While perusing the Internet the other day, I was shocked to hear that “Victoria from Reddit” (/u/chooter), a paid employee of the company who has been an instrumental voice in assisting celebrities posting in the extremely popular /r/IAmA subreddit, has been fired suddenly.
In response to this, many of the main subreddits, including /r/IAmA, have gone dark in protest, and many are calling for the head of interim CEO, Ellen Pao, even going so far as to establish subreddits that are specifically aimed against her. Reddit founder Alexis Ohanian managed to make things even worse, with a glib quip about popcorn.
While I don’t think that firing the CEO of Reddit is going to solve anything, my viewpoint is that Reddit and its administrators need to make some serious changes to how they operate if they think that they could have fired Victoria without this sort of serious repercussion.
I think Jeff Atwood’s 2005 article about the downfall of Kuro5hin, appropriately titled “A Group Is Its Own Worst Enemy”, hit surprisingly close to the mark on this one.

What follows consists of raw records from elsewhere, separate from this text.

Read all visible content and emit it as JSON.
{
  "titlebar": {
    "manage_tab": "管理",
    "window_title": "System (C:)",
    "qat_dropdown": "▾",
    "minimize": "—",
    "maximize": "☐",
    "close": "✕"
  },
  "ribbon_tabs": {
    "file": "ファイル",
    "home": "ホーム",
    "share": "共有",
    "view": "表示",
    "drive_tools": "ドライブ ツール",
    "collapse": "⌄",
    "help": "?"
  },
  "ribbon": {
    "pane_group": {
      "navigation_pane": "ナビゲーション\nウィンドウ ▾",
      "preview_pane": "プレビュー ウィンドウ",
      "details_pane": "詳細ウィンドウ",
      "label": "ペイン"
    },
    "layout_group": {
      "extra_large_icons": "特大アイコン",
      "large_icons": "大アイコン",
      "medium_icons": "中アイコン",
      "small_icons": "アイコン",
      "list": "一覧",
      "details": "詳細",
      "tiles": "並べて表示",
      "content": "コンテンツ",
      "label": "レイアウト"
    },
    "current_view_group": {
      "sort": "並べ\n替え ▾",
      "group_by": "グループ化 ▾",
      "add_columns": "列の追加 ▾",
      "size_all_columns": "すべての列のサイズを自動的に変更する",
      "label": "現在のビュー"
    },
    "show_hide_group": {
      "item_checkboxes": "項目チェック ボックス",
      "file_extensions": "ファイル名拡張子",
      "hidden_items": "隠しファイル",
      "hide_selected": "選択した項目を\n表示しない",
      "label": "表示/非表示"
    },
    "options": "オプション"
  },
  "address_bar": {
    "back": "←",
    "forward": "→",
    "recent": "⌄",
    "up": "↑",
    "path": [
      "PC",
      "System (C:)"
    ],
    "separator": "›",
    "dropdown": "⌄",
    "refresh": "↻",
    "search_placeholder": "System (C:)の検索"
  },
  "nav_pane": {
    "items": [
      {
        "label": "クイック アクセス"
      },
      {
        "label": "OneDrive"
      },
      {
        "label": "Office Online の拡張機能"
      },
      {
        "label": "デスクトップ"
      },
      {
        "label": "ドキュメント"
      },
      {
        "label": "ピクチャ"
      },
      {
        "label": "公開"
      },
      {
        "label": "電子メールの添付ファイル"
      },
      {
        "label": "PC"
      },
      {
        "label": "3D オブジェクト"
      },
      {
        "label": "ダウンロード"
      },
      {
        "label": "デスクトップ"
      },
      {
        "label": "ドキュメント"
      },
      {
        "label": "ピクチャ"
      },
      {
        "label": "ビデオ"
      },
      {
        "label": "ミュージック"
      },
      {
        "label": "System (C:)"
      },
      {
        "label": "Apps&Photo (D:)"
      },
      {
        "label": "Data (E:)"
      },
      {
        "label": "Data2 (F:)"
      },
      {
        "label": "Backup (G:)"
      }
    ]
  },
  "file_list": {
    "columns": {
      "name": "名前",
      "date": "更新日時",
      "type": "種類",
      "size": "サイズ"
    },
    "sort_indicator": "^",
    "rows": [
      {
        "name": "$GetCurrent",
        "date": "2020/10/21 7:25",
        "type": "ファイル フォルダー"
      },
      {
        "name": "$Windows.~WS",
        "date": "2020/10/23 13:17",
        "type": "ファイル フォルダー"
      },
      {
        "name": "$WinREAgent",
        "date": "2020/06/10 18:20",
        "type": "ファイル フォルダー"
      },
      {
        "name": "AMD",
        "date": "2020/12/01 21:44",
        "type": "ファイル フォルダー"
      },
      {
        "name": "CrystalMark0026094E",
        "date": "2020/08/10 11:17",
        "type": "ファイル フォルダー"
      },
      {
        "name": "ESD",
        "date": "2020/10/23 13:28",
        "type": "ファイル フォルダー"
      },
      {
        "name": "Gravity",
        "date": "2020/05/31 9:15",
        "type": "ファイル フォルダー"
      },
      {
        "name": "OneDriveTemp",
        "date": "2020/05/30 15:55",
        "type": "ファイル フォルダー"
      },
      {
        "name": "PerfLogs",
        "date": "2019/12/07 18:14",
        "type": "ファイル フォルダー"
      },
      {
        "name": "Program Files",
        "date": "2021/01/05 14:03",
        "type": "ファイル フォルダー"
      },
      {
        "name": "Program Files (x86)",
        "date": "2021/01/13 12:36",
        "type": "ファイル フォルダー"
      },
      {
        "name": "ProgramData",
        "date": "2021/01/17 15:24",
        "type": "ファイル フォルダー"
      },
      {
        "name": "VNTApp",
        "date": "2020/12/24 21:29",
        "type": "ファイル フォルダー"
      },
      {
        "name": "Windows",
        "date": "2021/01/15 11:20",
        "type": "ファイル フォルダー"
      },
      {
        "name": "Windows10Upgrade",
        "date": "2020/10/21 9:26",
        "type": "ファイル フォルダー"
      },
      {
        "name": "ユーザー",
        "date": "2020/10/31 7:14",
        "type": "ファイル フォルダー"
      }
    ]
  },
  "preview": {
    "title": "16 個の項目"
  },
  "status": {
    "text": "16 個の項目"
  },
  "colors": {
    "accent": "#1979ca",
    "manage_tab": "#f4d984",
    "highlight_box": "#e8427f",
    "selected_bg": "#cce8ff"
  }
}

As a community grows, these types of rules – neither social nor technical, but a hybrid of both – become critical to the survival of the community. If moderators fail to step in, the damage can be fatal […]
I’ve seen it play out exactly like this, with reluctant moderators whose hands are forced due to the outcry from the users.
Reddit is another good example of the type of social software that Jeff is talking about; despite a very strongly integrated relationship between administrators (employees) and moderators (volunteers), they’ve made some bad decisions in the past, and haven’t been the most forthcoming about fixing, or even apologizing for, their mistakes. However, the community response to this is limiting the exact sort of discourse that made Reddit what it was, and the site might be permanently scarred from this, unless some agreement is reached between Reddit’s operators and its community, and the locks on the major subreddits are lifted before too many people get tired and leave.
I’m not worried that this is the beginning of the end of Reddit, since the userbase is far too strong and loyal to quit, and they thrive on exactly this sort of drama (remember Unidan? Gamergate? Violentacrez?); however, one way or another, things are going to change for the site.
Just like they always do.